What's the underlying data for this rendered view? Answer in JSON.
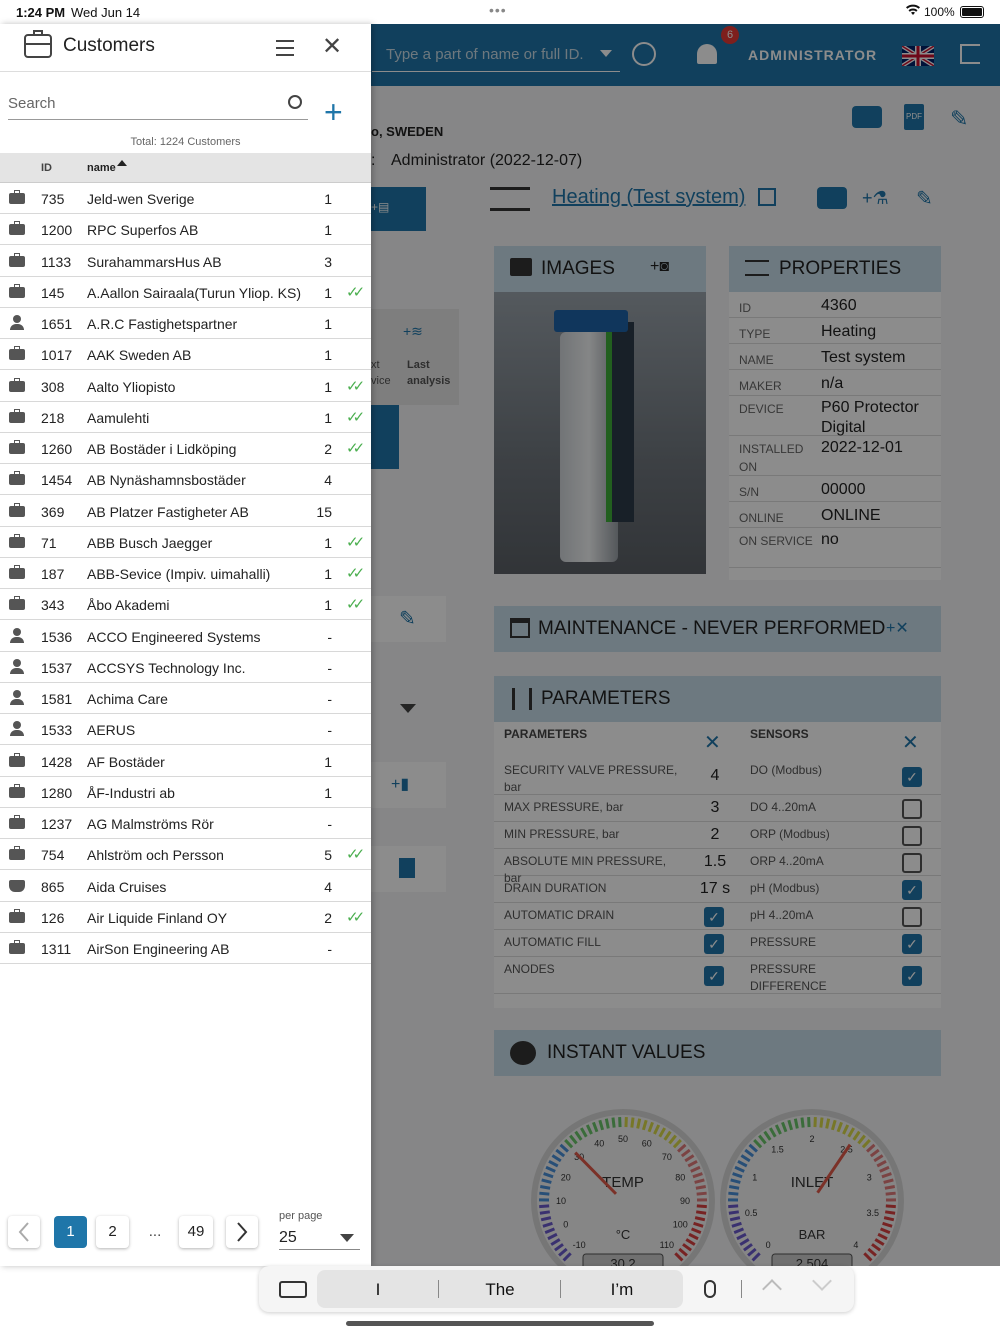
{
  "status_bar": {
    "time": "1:24 PM",
    "date": "Wed Jun 14",
    "battery": "100%"
  },
  "topbar": {
    "search_placeholder": "Type a part of name or full ID.",
    "notification_count": "6",
    "user_label": "ADMINISTRATOR"
  },
  "background": {
    "location": "o, SWEDEN",
    "created_by": "Administrator (2022-12-07)",
    "system_title": "Heating (Test system)",
    "last_analysis_a": "xt",
    "last_analysis_a2": "vice",
    "last_analysis_b": "Last",
    "last_analysis_b2": "analysis",
    "images_title": "IMAGES",
    "properties_title": "PROPERTIES",
    "properties": [
      {
        "key": "ID",
        "value": "4360"
      },
      {
        "key": "TYPE",
        "value": "Heating"
      },
      {
        "key": "NAME",
        "value": "Test system"
      },
      {
        "key": "MAKER",
        "value": "n/a"
      },
      {
        "key": "DEVICE",
        "value": "P60 Protector Digital"
      },
      {
        "key": "INSTALLED ON",
        "value": "2022-12-01"
      },
      {
        "key": "S/N",
        "value": "00000"
      },
      {
        "key": "ONLINE",
        "value": "ONLINE"
      },
      {
        "key": "ON SERVICE",
        "value": "no"
      }
    ],
    "maintenance_title": "MAINTENANCE - NEVER PERFORMED",
    "parameters_title": "PARAMETERS",
    "params_header": "PARAMETERS",
    "sensors_header": "SENSORS",
    "params": [
      {
        "name": "SECURITY VALVE PRESSURE, bar",
        "value": "4",
        "sensor": "DO (Modbus)",
        "sensor_checked": true
      },
      {
        "name": "MAX PRESSURE, bar",
        "value": "3",
        "sensor": "DO 4..20mA",
        "sensor_checked": false
      },
      {
        "name": "MIN PRESSURE, bar",
        "value": "2",
        "sensor": "ORP (Modbus)",
        "sensor_checked": false
      },
      {
        "name": "ABSOLUTE MIN PRESSURE, bar",
        "value": "1.5",
        "sensor": "ORP 4..20mA",
        "sensor_checked": false
      },
      {
        "name": "DRAIN DURATION",
        "value": "17 s",
        "sensor": "pH (Modbus)",
        "sensor_checked": true
      },
      {
        "name": "AUTOMATIC DRAIN",
        "value": "",
        "sensor": "pH 4..20mA",
        "sensor_checked": false
      },
      {
        "name": "AUTOMATIC FILL",
        "value": "",
        "sensor": "PRESSURE",
        "sensor_checked": true
      },
      {
        "name": "ANODES",
        "value": "",
        "sensor": "PRESSURE DIFFERENCE",
        "sensor_checked": true
      }
    ],
    "instant_title": "INSTANT VALUES",
    "gauge_temp": {
      "label": "TEMP",
      "unit": "°C",
      "value": "30.2",
      "ticks": [
        "-10",
        "0",
        "10",
        "20",
        "30",
        "40",
        "50",
        "60",
        "70",
        "80",
        "90",
        "100",
        "110"
      ]
    },
    "gauge_inlet": {
      "label": "INLET",
      "unit": "BAR",
      "value": "2.504",
      "ticks": [
        "0",
        "0.5",
        "1",
        "1.5",
        "2",
        "2.5",
        "3",
        "3.5",
        "4"
      ]
    }
  },
  "drawer": {
    "title": "Customers",
    "search_placeholder": "Search",
    "total": "Total: 1224 Customers",
    "col_id": "ID",
    "col_name": "name",
    "rows": [
      {
        "icon": "briefcase",
        "id": "735",
        "name": "Jeld-wen Sverige",
        "count": "1",
        "ok": false
      },
      {
        "icon": "briefcase",
        "id": "1200",
        "name": "RPC Superfos AB",
        "count": "1",
        "ok": false
      },
      {
        "icon": "briefcase",
        "id": "1133",
        "name": "SurahammarsHus AB",
        "count": "3",
        "ok": false
      },
      {
        "icon": "briefcase",
        "id": "145",
        "name": "A.Aallon Sairaala(Turun Yliop. KS)",
        "count": "1",
        "ok": true
      },
      {
        "icon": "person",
        "id": "1651",
        "name": "A.R.C Fastighetspartner",
        "count": "1",
        "ok": false
      },
      {
        "icon": "briefcase",
        "id": "1017",
        "name": "AAK Sweden AB",
        "count": "1",
        "ok": false
      },
      {
        "icon": "briefcase",
        "id": "308",
        "name": "Aalto Yliopisto",
        "count": "1",
        "ok": true
      },
      {
        "icon": "briefcase",
        "id": "218",
        "name": "Aamulehti",
        "count": "1",
        "ok": true
      },
      {
        "icon": "briefcase",
        "id": "1260",
        "name": "AB Bostäder i Lidköping",
        "count": "2",
        "ok": true
      },
      {
        "icon": "briefcase",
        "id": "1454",
        "name": "AB Nynäshamnsbostäder",
        "count": "4",
        "ok": false
      },
      {
        "icon": "briefcase",
        "id": "369",
        "name": "AB Platzer Fastigheter AB",
        "count": "15",
        "ok": false
      },
      {
        "icon": "briefcase",
        "id": "71",
        "name": "ABB Busch Jaegger",
        "count": "1",
        "ok": true
      },
      {
        "icon": "briefcase",
        "id": "187",
        "name": "ABB-Sevice (Impiv. uimahalli)",
        "count": "1",
        "ok": true
      },
      {
        "icon": "briefcase",
        "id": "343",
        "name": "Åbo Akademi",
        "count": "1",
        "ok": true
      },
      {
        "icon": "person",
        "id": "1536",
        "name": "ACCO Engineered Systems",
        "count": "-",
        "ok": false
      },
      {
        "icon": "person",
        "id": "1537",
        "name": "ACCSYS Technology Inc.",
        "count": "-",
        "ok": false
      },
      {
        "icon": "person",
        "id": "1581",
        "name": "Achima Care",
        "count": "-",
        "ok": false
      },
      {
        "icon": "person",
        "id": "1533",
        "name": "AERUS",
        "count": "-",
        "ok": false
      },
      {
        "icon": "briefcase",
        "id": "1428",
        "name": "AF Bostäder",
        "count": "1",
        "ok": false
      },
      {
        "icon": "briefcase",
        "id": "1280",
        "name": "ÅF-Industri ab",
        "count": "1",
        "ok": false
      },
      {
        "icon": "briefcase",
        "id": "1237",
        "name": "AG Malmströms Rör",
        "count": "-",
        "ok": false
      },
      {
        "icon": "briefcase",
        "id": "754",
        "name": "Ahlström och Persson",
        "count": "5",
        "ok": true
      },
      {
        "icon": "ship",
        "id": "865",
        "name": "Aida Cruises",
        "count": "4",
        "ok": false
      },
      {
        "icon": "briefcase",
        "id": "126",
        "name": "Air Liquide Finland OY",
        "count": "2",
        "ok": true
      },
      {
        "icon": "briefcase",
        "id": "1311",
        "name": "AirSon Engineering AB",
        "count": "-",
        "ok": false
      }
    ],
    "pagination": {
      "current": "1",
      "next": "2",
      "ellipsis": "...",
      "last": "49",
      "per_page_label": "per page",
      "per_page_value": "25"
    }
  },
  "keyboard_bar": {
    "suggestions": [
      "I",
      "The",
      "I’m"
    ]
  },
  "colors": {
    "brand": "#1f76a9",
    "accent": "#1f76a9",
    "check": "#4caf50"
  }
}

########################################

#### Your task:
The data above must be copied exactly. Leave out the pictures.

#### Solution to the exercise:
What's the underlying data for this rendered view? Answer in JSON.
{
  "status_bar": {
    "time": "1:24 PM",
    "date": "Wed Jun 14",
    "battery": "100%"
  },
  "topbar": {
    "search_placeholder": "Type a part of name or full ID.",
    "notification_count": "6",
    "user_label": "ADMINISTRATOR"
  },
  "background": {
    "location": "o, SWEDEN",
    "created_by": "Administrator (2022-12-07)",
    "system_title": "Heating (Test system)",
    "last_analysis_a": "xt",
    "last_analysis_a2": "vice",
    "last_analysis_b": "Last",
    "last_analysis_b2": "analysis",
    "images_title": "IMAGES",
    "properties_title": "PROPERTIES",
    "properties": [
      {
        "key": "ID",
        "value": "4360"
      },
      {
        "key": "TYPE",
        "value": "Heating"
      },
      {
        "key": "NAME",
        "value": "Test system"
      },
      {
        "key": "MAKER",
        "value": "n/a"
      },
      {
        "key": "DEVICE",
        "value": "P60 Protector Digital"
      },
      {
        "key": "INSTALLED ON",
        "value": "2022-12-01"
      },
      {
        "key": "S/N",
        "value": "00000"
      },
      {
        "key": "ONLINE",
        "value": "ONLINE"
      },
      {
        "key": "ON SERVICE",
        "value": "no"
      }
    ],
    "maintenance_title": "MAINTENANCE - NEVER PERFORMED",
    "parameters_title": "PARAMETERS",
    "params_header": "PARAMETERS",
    "sensors_header": "SENSORS",
    "params": [
      {
        "name": "SECURITY VALVE PRESSURE, bar",
        "value": "4",
        "sensor": "DO (Modbus)",
        "sensor_checked": true
      },
      {
        "name": "MAX PRESSURE, bar",
        "value": "3",
        "sensor": "DO 4..20mA",
        "sensor_checked": false
      },
      {
        "name": "MIN PRESSURE, bar",
        "value": "2",
        "sensor": "ORP (Modbus)",
        "sensor_checked": false
      },
      {
        "name": "ABSOLUTE MIN PRESSURE, bar",
        "value": "1.5",
        "sensor": "ORP 4..20mA",
        "sensor_checked": false
      },
      {
        "name": "DRAIN DURATION",
        "value": "17 s",
        "sensor": "pH (Modbus)",
        "sensor_checked": true
      },
      {
        "name": "AUTOMATIC DRAIN",
        "value": "",
        "sensor": "pH 4..20mA",
        "sensor_checked": false
      },
      {
        "name": "AUTOMATIC FILL",
        "value": "",
        "sensor": "PRESSURE",
        "sensor_checked": true
      },
      {
        "name": "ANODES",
        "value": "",
        "sensor": "PRESSURE DIFFERENCE",
        "sensor_checked": true
      }
    ],
    "instant_title": "INSTANT VALUES",
    "gauge_temp": {
      "label": "TEMP",
      "unit": "°C",
      "value": "30.2",
      "ticks": [
        "-10",
        "0",
        "10",
        "20",
        "30",
        "40",
        "50",
        "60",
        "70",
        "80",
        "90",
        "100",
        "110"
      ]
    },
    "gauge_inlet": {
      "label": "INLET",
      "unit": "BAR",
      "value": "2.504",
      "ticks": [
        "0",
        "0.5",
        "1",
        "1.5",
        "2",
        "2.5",
        "3",
        "3.5",
        "4"
      ]
    }
  },
  "drawer": {
    "title": "Customers",
    "search_placeholder": "Search",
    "total": "Total: 1224 Customers",
    "col_id": "ID",
    "col_name": "name",
    "rows": [
      {
        "icon": "briefcase",
        "id": "735",
        "name": "Jeld-wen Sverige",
        "count": "1",
        "ok": false
      },
      {
        "icon": "briefcase",
        "id": "1200",
        "name": "RPC Superfos AB",
        "count": "1",
        "ok": false
      },
      {
        "icon": "briefcase",
        "id": "1133",
        "name": "SurahammarsHus AB",
        "count": "3",
        "ok": false
      },
      {
        "icon": "briefcase",
        "id": "145",
        "name": "A.Aallon Sairaala(Turun Yliop. KS)",
        "count": "1",
        "ok": true
      },
      {
        "icon": "person",
        "id": "1651",
        "name": "A.R.C Fastighetspartner",
        "count": "1",
        "ok": false
      },
      {
        "icon": "briefcase",
        "id": "1017",
        "name": "AAK Sweden AB",
        "count": "1",
        "ok": false
      },
      {
        "icon": "briefcase",
        "id": "308",
        "name": "Aalto Yliopisto",
        "count": "1",
        "ok": true
      },
      {
        "icon": "briefcase",
        "id": "218",
        "name": "Aamulehti",
        "count": "1",
        "ok": true
      },
      {
        "icon": "briefcase",
        "id": "1260",
        "name": "AB Bostäder i Lidköping",
        "count": "2",
        "ok": true
      },
      {
        "icon": "briefcase",
        "id": "1454",
        "name": "AB Nynäshamnsbostäder",
        "count": "4",
        "ok": false
      },
      {
        "icon": "briefcase",
        "id": "369",
        "name": "AB Platzer Fastigheter AB",
        "count": "15",
        "ok": false
      },
      {
        "icon": "briefcase",
        "id": "71",
        "name": "ABB Busch Jaegger",
        "count": "1",
        "ok": true
      },
      {
        "icon": "briefcase",
        "id": "187",
        "name": "ABB-Sevice (Impiv. uimahalli)",
        "count": "1",
        "ok": true
      },
      {
        "icon": "briefcase",
        "id": "343",
        "name": "Åbo Akademi",
        "count": "1",
        "ok": true
      },
      {
        "icon": "person",
        "id": "1536",
        "name": "ACCO Engineered Systems",
        "count": "-",
        "ok": false
      },
      {
        "icon": "person",
        "id": "1537",
        "name": "ACCSYS Technology Inc.",
        "count": "-",
        "ok": false
      },
      {
        "icon": "person",
        "id": "1581",
        "name": "Achima Care",
        "count": "-",
        "ok": false
      },
      {
        "icon": "person",
        "id": "1533",
        "name": "AERUS",
        "count": "-",
        "ok": false
      },
      {
        "icon": "briefcase",
        "id": "1428",
        "name": "AF Bostäder",
        "count": "1",
        "ok": false
      },
      {
        "icon": "briefcase",
        "id": "1280",
        "name": "ÅF-Industri ab",
        "count": "1",
        "ok": false
      },
      {
        "icon": "briefcase",
        "id": "1237",
        "name": "AG Malmströms Rör",
        "count": "-",
        "ok": false
      },
      {
        "icon": "briefcase",
        "id": "754",
        "name": "Ahlström och Persson",
        "count": "5",
        "ok": true
      },
      {
        "icon": "ship",
        "id": "865",
        "name": "Aida Cruises",
        "count": "4",
        "ok": false
      },
      {
        "icon": "briefcase",
        "id": "126",
        "name": "Air Liquide Finland OY",
        "count": "2",
        "ok": true
      },
      {
        "icon": "briefcase",
        "id": "1311",
        "name": "AirSon Engineering AB",
        "count": "-",
        "ok": false
      }
    ],
    "pagination": {
      "current": "1",
      "next": "2",
      "ellipsis": "...",
      "last": "49",
      "per_page_label": "per page",
      "per_page_value": "25"
    }
  },
  "keyboard_bar": {
    "suggestions": [
      "I",
      "The",
      "I’m"
    ]
  },
  "colors": {
    "brand": "#1f76a9",
    "accent": "#1f76a9",
    "check": "#4caf50"
  }
}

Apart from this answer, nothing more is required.